# Manpukuji Temple 25-33 Higashi-machi Masuda-shi, Shimane prefecture.
Garden of Joueji Temple
Two gardens were created in the south and north of Joueji Temple, feudal lord Mouri Takamoto’s family temple. The northern garden is said to have been build by Sesshu, master painter of landscape at Ouchi Masahiro’s request in the Muromachi period. It has a 20 meters long waterfall at the east-northern corner, in front of which is a large pond. Around the pond a man-made mount was created and some stones were arranged. The Zen spirituality and iconic landscape are integrate in an ink painting-like composition. The southern garden was designed by Shigemori Mirei in 1969.
# 2001 Miyanoshita Yamaguchi-shi, Yamaguchi prefecture.
Omotegoten Garden of Tokushima Castle
This garden consists of a "karesansui", of dry landscape garden, and an adjacent pond garden. The many splendid stone arrangements fashioned from Tokushima chlorite schist and the glassy smoothness of the greenery captivated none other than Isamu Noguchi. The natural, uncut Stonebridge over the "karesansui" is over 10 meters long – the longest of its type in any Japanese garden – while the five meter bridge of cut stone that follows is one the earliest of its kind.

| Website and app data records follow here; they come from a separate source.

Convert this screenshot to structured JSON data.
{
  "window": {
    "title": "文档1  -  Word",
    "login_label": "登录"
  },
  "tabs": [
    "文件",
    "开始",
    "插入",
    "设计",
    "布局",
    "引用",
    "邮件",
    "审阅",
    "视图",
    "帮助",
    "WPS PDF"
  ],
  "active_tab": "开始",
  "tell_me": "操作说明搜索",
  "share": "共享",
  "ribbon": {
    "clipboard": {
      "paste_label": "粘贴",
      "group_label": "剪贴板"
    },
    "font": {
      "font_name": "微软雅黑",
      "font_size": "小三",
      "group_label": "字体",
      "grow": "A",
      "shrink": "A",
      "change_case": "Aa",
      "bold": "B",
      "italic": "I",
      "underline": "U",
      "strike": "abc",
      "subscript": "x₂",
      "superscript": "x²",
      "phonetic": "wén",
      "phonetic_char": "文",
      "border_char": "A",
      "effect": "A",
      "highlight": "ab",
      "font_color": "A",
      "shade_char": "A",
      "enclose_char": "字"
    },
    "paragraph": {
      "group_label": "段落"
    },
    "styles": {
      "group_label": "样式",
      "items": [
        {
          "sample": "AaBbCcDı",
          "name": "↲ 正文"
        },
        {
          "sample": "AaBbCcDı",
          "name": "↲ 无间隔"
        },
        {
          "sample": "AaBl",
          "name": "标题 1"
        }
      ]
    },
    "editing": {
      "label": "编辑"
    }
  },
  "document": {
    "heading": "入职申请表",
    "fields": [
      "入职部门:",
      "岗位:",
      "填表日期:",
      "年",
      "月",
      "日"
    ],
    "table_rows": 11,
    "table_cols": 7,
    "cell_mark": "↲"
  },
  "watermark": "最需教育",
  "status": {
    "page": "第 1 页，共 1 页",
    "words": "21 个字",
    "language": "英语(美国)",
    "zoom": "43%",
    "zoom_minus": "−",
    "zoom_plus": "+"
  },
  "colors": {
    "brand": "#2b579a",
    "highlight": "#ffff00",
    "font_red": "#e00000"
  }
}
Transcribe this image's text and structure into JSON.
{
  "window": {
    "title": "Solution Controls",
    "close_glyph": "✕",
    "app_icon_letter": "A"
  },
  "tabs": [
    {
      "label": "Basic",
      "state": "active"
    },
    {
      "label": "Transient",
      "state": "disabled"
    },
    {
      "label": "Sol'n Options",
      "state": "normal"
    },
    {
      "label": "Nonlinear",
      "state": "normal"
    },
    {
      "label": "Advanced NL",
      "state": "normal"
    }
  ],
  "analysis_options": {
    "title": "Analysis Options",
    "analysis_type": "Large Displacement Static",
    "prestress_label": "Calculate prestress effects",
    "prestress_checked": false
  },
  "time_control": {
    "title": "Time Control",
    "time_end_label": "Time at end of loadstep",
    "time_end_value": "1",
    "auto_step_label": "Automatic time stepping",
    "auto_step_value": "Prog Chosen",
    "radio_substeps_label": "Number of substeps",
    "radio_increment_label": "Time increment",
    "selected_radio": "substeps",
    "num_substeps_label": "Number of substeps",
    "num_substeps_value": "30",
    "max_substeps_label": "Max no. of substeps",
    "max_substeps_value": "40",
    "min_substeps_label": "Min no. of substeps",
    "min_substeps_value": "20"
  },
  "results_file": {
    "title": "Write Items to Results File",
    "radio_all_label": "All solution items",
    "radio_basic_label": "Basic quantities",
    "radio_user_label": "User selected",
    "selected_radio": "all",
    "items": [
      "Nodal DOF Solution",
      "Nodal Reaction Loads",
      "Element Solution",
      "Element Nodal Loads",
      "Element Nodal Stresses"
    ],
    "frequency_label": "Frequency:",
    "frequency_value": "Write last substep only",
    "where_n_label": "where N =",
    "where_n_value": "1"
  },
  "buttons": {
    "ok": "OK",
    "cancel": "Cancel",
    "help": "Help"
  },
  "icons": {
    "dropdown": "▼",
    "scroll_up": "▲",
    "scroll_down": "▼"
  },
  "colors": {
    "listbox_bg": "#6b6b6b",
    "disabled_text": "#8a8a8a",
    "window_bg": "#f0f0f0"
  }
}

# Jounai Tokushima-cho Tokushima-shi, Tokushima prefecture.